Ben Hadj Ali Emna*, Bouker Ahmed, Guiga Ahmed, Ben Yahia Wissal, Atig Amira, Bahri Fethi and Ghannouchi Jaafoura Neirouz
Internal Medicine Department, Faculty of Medicine of Sousse, Université de Sousse, Research Unit, Farhat Hached Hospital, Tunisia

Citation: Emna BHA, Ahmed B, Ahmed G, Wissal BY, Amira A, Fethi B, et al. (2019) Predictors of Impaired Quality of Life and Work Disability in Patients with Systemic Diseases. Intern Med 9:309.

Received: 04-Jul-2019 Accepted: 15-Jul-2019 Published: 22-Jul-2019 , DOI: 10.35248/2165-8048.19.9.309

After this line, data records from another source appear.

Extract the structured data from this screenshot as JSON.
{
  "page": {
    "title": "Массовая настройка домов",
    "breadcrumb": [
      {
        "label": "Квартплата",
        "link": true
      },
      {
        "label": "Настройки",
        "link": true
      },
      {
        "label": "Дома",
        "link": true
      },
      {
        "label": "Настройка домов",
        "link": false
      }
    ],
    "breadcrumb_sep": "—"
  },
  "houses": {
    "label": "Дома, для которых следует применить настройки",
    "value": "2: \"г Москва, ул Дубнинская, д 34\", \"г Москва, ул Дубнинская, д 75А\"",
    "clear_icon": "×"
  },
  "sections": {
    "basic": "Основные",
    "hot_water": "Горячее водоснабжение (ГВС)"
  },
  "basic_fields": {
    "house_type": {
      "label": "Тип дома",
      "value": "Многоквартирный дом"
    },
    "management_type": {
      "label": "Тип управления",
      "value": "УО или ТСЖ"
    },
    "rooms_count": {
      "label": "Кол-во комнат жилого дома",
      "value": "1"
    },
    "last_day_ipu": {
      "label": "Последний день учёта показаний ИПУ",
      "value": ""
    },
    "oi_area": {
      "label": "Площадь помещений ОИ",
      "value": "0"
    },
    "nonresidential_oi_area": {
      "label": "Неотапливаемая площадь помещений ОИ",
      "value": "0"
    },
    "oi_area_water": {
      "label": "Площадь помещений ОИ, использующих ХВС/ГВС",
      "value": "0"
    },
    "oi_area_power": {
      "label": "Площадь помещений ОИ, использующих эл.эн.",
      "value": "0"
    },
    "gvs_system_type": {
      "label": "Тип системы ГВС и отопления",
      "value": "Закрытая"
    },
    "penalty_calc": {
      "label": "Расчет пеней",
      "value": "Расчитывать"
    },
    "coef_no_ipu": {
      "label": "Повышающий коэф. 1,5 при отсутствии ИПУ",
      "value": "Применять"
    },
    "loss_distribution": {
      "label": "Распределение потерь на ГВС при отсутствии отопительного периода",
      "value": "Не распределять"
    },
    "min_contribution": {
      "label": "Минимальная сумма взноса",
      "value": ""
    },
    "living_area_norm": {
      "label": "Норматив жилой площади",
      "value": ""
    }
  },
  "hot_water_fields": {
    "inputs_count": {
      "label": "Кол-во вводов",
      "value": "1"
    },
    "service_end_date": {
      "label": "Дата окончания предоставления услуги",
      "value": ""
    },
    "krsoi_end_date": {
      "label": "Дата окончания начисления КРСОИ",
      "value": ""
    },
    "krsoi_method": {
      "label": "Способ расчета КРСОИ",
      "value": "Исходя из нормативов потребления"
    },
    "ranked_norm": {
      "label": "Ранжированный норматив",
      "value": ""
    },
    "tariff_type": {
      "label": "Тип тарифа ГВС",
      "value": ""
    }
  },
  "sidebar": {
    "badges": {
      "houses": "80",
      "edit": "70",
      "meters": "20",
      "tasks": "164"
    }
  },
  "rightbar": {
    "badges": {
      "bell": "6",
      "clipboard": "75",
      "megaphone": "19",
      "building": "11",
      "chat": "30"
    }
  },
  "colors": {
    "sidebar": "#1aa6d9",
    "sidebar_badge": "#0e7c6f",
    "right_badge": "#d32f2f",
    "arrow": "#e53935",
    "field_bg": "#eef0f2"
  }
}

Copyright: © 2019 Emna BHA, et al. This is an open-access article distributed under the terms of the Creative Commons Attribution License, which permits unrestricted use, distribution, and reproduction in any medium, provided the original author and source are credited.